But one day a competition was organised against a nearby school, which happened to be also the place one of my closest mates attended. That's when my principle of unselfish concern for others (unbeknownst to me until then) made an unexpected appearance.
My friend used to be bullied at his school and many people, including me at that tender age, were of the opinion that his personality was partly to blame for this. I knew this because even amongst my close circle of pals, he was also abused every now and then. Apparently he was a 'softie'. Although he sometimes stood up for himself against the bullies, he ended up on the ground very often, overpowered by other children who were physically stronger than him.
On that day the stakes were high. If we beat his school, we would progress in the competition and consequentely we would be entered in a draw at borough level. Tell that to a year 4 student and watch him dream about the victory and glory success brings. What I didn't know at the time, until we almost positioned ourselves on the start line, was the fate awaiting my friend.
We had been pitted against each other. He was a good runner, but I knew I could beat him, having already done it many times when we played after school. Then, minutes before we were poised to begin, he whispered: 'They'll beat me'. What? I asked, what was that you said? 'They'll beat me if I lose'. And then he, surreptitiously, pointed at a group of three or four pupils standing nearby. Thoughts raced through my head. Was he having me on? After all, he knew I was a better runner. I looked at the bunch of thugs again and by the time one of the teachers shouted out: 'Go!', I had already made up my mind. We were supposed to run two laps around the park. I took the lead straight away and cheered on by my classmates I sped up. However, by the time I was three quarters into my second lap and on the way to victory, I pretended to fall. I tripped myself up and ended up on the ground, face down; unhurt but feigning injury. My friend, who was lagging way behind me, overtook me, not without first looking in my eyes and realising what I'd done. I limped towards the finish line and was warmly hugged by my mum and my teacher. The 'Never mind, that happens' and 'We're still proud of you' phrases rang in my ears like a scratchy record. At some point I turned around and saw my friend being lifted on the shoulders of those who, moments before, had been bent on inflicting damage on him.
Almost thirty years after I stuck out my neck for my mate, I am on the touchline on a warm summer day with myriad parents and carers. We are all looking at our offspring racing and skipping. Only this time there's no bullied kid to stand up for, but bullying parents to cope with.
Welcome to School's Sports Day.

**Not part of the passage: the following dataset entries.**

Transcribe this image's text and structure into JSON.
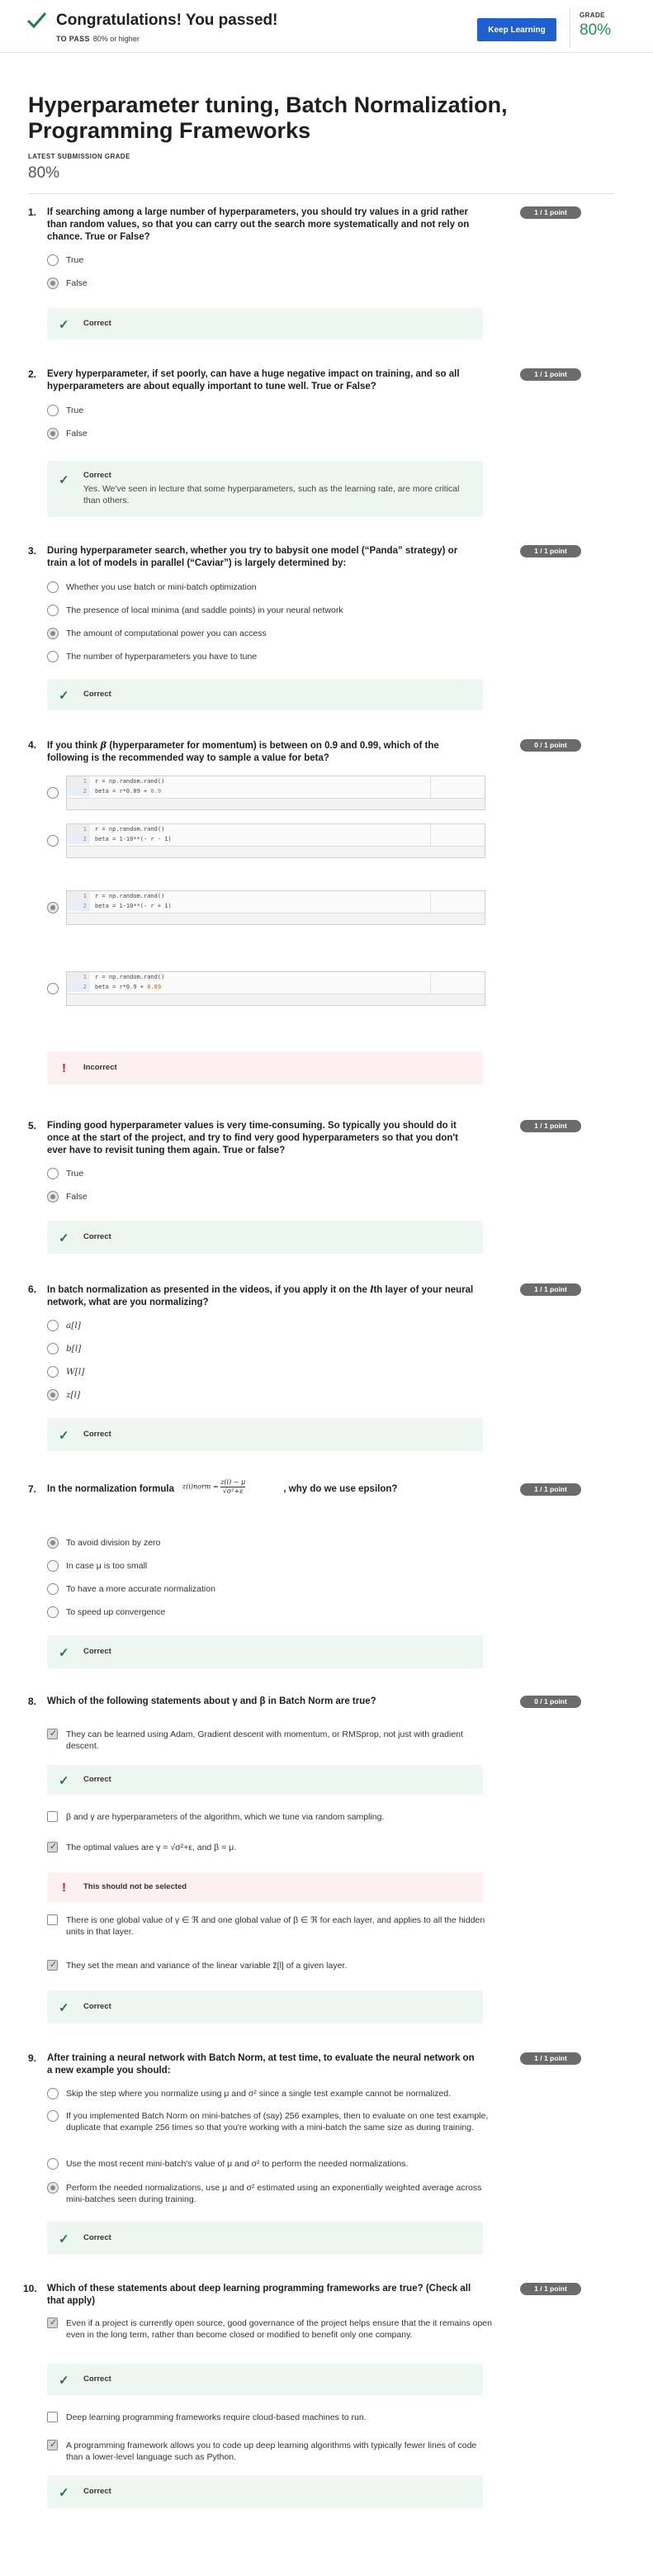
{
  "banner": {
    "title": "Congratulations! You passed!",
    "to_pass_label": "TO PASS",
    "to_pass_value": "80% or higher",
    "keep_button": "Keep Learning",
    "grade_label": "GRADE",
    "grade_value": "80%"
  },
  "quiz_title": "Hyperparameter tuning, Batch Normalization, Programming Frameworks",
  "latest_label": "LATEST SUBMISSION GRADE",
  "latest_value": "80%",
  "colors": {
    "correct": "#1f7a4d",
    "incorrect": "#c0232a",
    "primary_button": "#1f5fce",
    "grade": "#2a8a5a"
  },
  "q1": {
    "num": "1.",
    "points": "1 / 1 point",
    "text": "If searching among a large number of hyperparameters, you should try values in a grid rather than random values, so that you can carry out the search more systematically and not rely on chance. True or False?",
    "options": [
      "True",
      "False"
    ],
    "feedback": "Correct"
  },
  "q2": {
    "num": "2.",
    "points": "1 / 1 point",
    "text": "Every hyperparameter, if set poorly, can have a huge negative impact on training, and so all hyperparameters are about equally important to tune well. True or False?",
    "options": [
      "True",
      "False"
    ],
    "feedback": "Correct",
    "explanation": "Yes. We've seen in lecture that some hyperparameters, such as the learning rate, are more critical than others."
  },
  "q3": {
    "num": "3.",
    "points": "1 / 1 point",
    "text": "During hyperparameter search, whether you try to babysit one model (“Panda” strategy) or train a lot of models in parallel (“Caviar”) is largely determined by:",
    "options": [
      "Whether you use batch or mini-batch optimization",
      "The presence of local minima (and saddle points) in your neural network",
      "The amount of computational power you can access",
      "The number of hyperparameters you have to tune"
    ],
    "feedback": "Correct"
  },
  "q4": {
    "num": "4.",
    "points": "0 / 1 point",
    "text_a": "If you think ",
    "beta": "β",
    "text_b": " (hyperparameter for momentum) is between on 0.9 and 0.99, which of the following is the recommended way to sample a value for beta?",
    "code": [
      {
        "l1": "r = np.random.rand()",
        "l2a": "beta = r*0.09 + ",
        "l2b": "0.9"
      },
      {
        "l1": "r = np.random.rand()",
        "l2a": "beta = 1-10**(- r - 1)",
        "l2b": ""
      },
      {
        "l1": "r = np.random.rand()",
        "l2a": "beta = 1-10**(- r + 1)",
        "l2b": ""
      },
      {
        "l1": "r = np.random.rand()",
        "l2a": "beta = r*0.9 + ",
        "l2b": "0.09"
      }
    ],
    "line_nums": [
      "1",
      "2"
    ],
    "feedback": "Incorrect"
  },
  "q5": {
    "num": "5.",
    "points": "1 / 1 point",
    "text": "Finding good hyperparameter values is very time-consuming. So typically you should do it once at the start of the project, and try to find very good hyperparameters so that you don't ever have to revisit tuning them again. True or false?",
    "options": [
      "True",
      "False"
    ],
    "feedback": "Correct"
  },
  "q6": {
    "num": "6.",
    "points": "1 / 1 point",
    "text_a": "In batch normalization as presented in the videos, if you apply it on the ",
    "l": "l",
    "text_b": "th layer of your neural network, what are you normalizing?",
    "options": [
      "a[l]",
      "b[l]",
      "W[l]",
      "z[l]"
    ],
    "feedback": "Correct"
  },
  "q7": {
    "num": "7.",
    "points": "1 / 1 point",
    "text_a": "In the normalization formula ",
    "formula_lhs": "z(i)norm =",
    "formula_num": "z(i) − μ",
    "formula_den": "√σ²+ε",
    "text_b": ", why do we use epsilon?",
    "options": [
      "To avoid division by zero",
      "In case μ is too small",
      "To have a more accurate normalization",
      "To speed up convergence"
    ],
    "feedback": "Correct"
  },
  "q8": {
    "num": "8.",
    "points": "0 / 1 point",
    "text": "Which of the following statements about γ and β in Batch Norm are true?",
    "options": [
      "They can be learned using Adam, Gradient descent with momentum, or RMSprop, not just with gradient descent.",
      "β and γ are hyperparameters of the algorithm, which we tune via random sampling.",
      "The optimal values are γ = √σ²+ε, and β = μ.",
      "There is one global value of γ ∈ ℜ and one global value of β ∈ ℜ for each layer, and applies to all the hidden units in that layer.",
      "They set the mean and variance of the linear variable z̃[l] of a given layer."
    ],
    "feedback_correct": "Correct",
    "feedback_wrong": "This should not be selected"
  },
  "q9": {
    "num": "9.",
    "points": "1 / 1 point",
    "text": "After training a neural network with Batch Norm, at test time, to evaluate the neural network on a new example you should:",
    "options": [
      "Skip the step where you normalize using μ and σ² since a single test example cannot be normalized.",
      "If you implemented Batch Norm on mini-batches of (say) 256 examples, then to evaluate on one test example, duplicate that example 256 times so that you're working with a mini-batch the same size as during training.",
      "Use the most recent mini-batch's value of μ and σ² to perform the needed normalizations.",
      "Perform the needed normalizations, use μ and σ² estimated using an exponentially weighted average across mini-batches seen during training."
    ],
    "feedback": "Correct"
  },
  "q10": {
    "num": "10.",
    "points": "1 / 1 point",
    "text": "Which of these statements about deep learning programming frameworks are true? (Check all that apply)",
    "options": [
      "Even if a project is currently open source, good governance of the project helps ensure that the it remains open even in the long term, rather than become closed or modified to benefit only one company.",
      "Deep learning programming frameworks require cloud-based machines to run.",
      "A programming framework allows you to code up deep learning algorithms with typically fewer lines of code than a lower-level language such as Python."
    ],
    "feedback": "Correct"
  }
}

If someone had told me when I was a teenager that one day I would become a pushy parent when sports day came calling at my son and daughter's school I would have laughed their comments off. After all, both my wife and I have fostered a non-competitive approach to activities that demand more brawn than brain since our children were young. But I guess some things never change in life. My surprise was that I thought I was an isolated case. Well, far from it.
Let me just get back to that touchline for a second. And what's that I hear? 'C'mon, son, you can do better' (I swear that wasn't me), 'Get stuck in, luv', 'Oh, sweet'eart, you grazed your knee, never mind. Now get back up and run!', 'Wha' you rollin' on the ground for, son? Cross the ball, mate, cross the ball!' Ah, love it. And that was just the grandparents. Just joking. Well, just.
What is it about seeing our children, as in my case, engaging in physical activity that brings out the animal in our otherwise placid homo sapiens existence? And that makes us discard the sapiens from the equation, too, in the process?
I confess that throughout that whole sports session that day I tried to remain calm and cheerful, shouting out encouraging words not just to my two children but to the rest of the team of which they were part. But when my son and his classmates came up second in one of the races, it was hard to disguise my disappointment. And the funny, ironic, unfair aspect of it was...? That I was blaming another kid. Oh, yes, I was! Self-righteous, smug, little pushy father that I am (was, was, sorry, it happened only that day, I swear!). I zeroed in on this other young chap and began to watch him closely and as soon as the other games resumed I started to cheer on him rather than my son, to his parents' surprise - oh, yes, they were both there and that must have looked odd, to say the least.
That's why it's only now, as an adult, that I can understand how the experience of playing sports, competing in them and participating in an open school day where you have your next of kin watching you closely, can leave damaging scars for life sometimes. I've met people for whom the experience of playing for their school's football team was too awful to bear; the tackle came too late, they did not react quickly enough, the teacher's criticism was too harsh and the jibes from his or her teammates were cruel.
And yet, is this winning vs losing quagmire not a reflection of the life my children will have to face at some point? A basic lesson on the pros and cons of teamwork and individual effort? My pragmatic self would say that, yes, indeed that's reality, but, at the same time I hope someday they both learn the importance of tripping themselves up for the sake of somebody else.
Next Post: 'Yesterday' by the Jasmin Vardimon Company (Review), to be published on Tuesday 9th February at 11:59pm (GMT)